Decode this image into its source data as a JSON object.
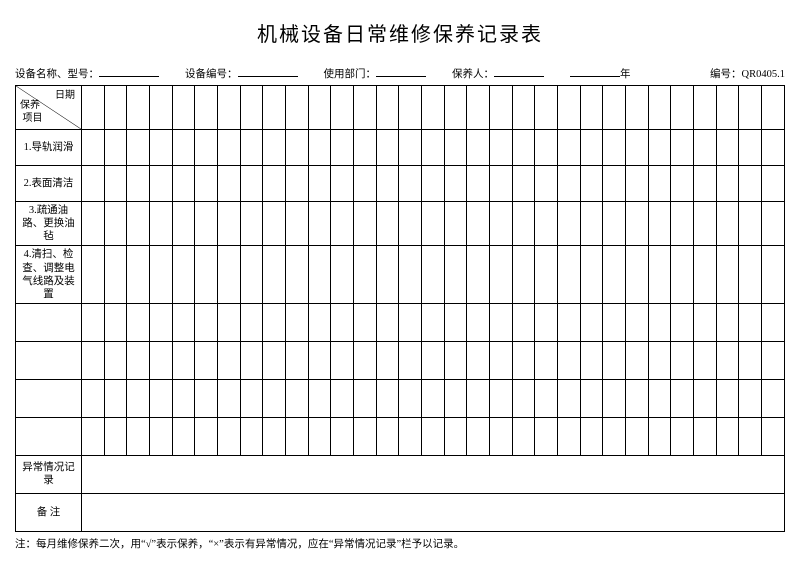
{
  "title": "机械设备日常维修保养记录表",
  "header": {
    "device_name_label": "设备名称、型号：",
    "device_no_label": "设备编号：",
    "dept_label": "使用部门：",
    "maintainer_label": "保养人：",
    "year_suffix": "年",
    "form_no_label": "编号：",
    "form_no_value": "QR0405.1"
  },
  "diag": {
    "date": "日期",
    "item_line1": "保养",
    "item_line2": "项目"
  },
  "rows": [
    "1.导轨润滑",
    "2.表面清洁",
    "3.疏通油路、更换油毡",
    "4.清扫、检查、调整电气线路及装置"
  ],
  "abnormal_label": "异常情况记录",
  "remark_label": "备 注",
  "footnote": "注：每月维修保养二次，用“√”表示保养，“×”表示有异常情况，应在“异常情况记录”栏予以记录。",
  "chart_data": {
    "type": "table",
    "title": "机械设备日常维修保养记录表",
    "columns_header_split": {
      "left_bottom": "保养项目",
      "right_top": "日期"
    },
    "day_columns": 31,
    "row_labels": [
      "1.导轨润滑",
      "2.表面清洁",
      "3.疏通油路、更换油毡",
      "4.清扫、检查、调整电气线路及装置",
      "",
      "",
      "",
      "",
      "异常情况记录",
      "备 注"
    ],
    "legend": {
      "√": "保养",
      "×": "有异常情况"
    },
    "values": []
  }
}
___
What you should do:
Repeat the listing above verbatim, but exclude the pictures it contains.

Problem solution:
Decode this image into its source data as a JSON object.
{
  "title": "机械设备日常维修保养记录表",
  "header": {
    "device_name_label": "设备名称、型号：",
    "device_no_label": "设备编号：",
    "dept_label": "使用部门：",
    "maintainer_label": "保养人：",
    "year_suffix": "年",
    "form_no_label": "编号：",
    "form_no_value": "QR0405.1"
  },
  "diag": {
    "date": "日期",
    "item_line1": "保养",
    "item_line2": "项目"
  },
  "rows": [
    "1.导轨润滑",
    "2.表面清洁",
    "3.疏通油路、更换油毡",
    "4.清扫、检查、调整电气线路及装置"
  ],
  "abnormal_label": "异常情况记录",
  "remark_label": "备 注",
  "footnote": "注：每月维修保养二次，用“√”表示保养，“×”表示有异常情况，应在“异常情况记录”栏予以记录。",
  "chart_data": {
    "type": "table",
    "title": "机械设备日常维修保养记录表",
    "columns_header_split": {
      "left_bottom": "保养项目",
      "right_top": "日期"
    },
    "day_columns": 31,
    "row_labels": [
      "1.导轨润滑",
      "2.表面清洁",
      "3.疏通油路、更换油毡",
      "4.清扫、检查、调整电气线路及装置",
      "",
      "",
      "",
      "",
      "异常情况记录",
      "备 注"
    ],
    "legend": {
      "√": "保养",
      "×": "有异常情况"
    },
    "values": []
  }
}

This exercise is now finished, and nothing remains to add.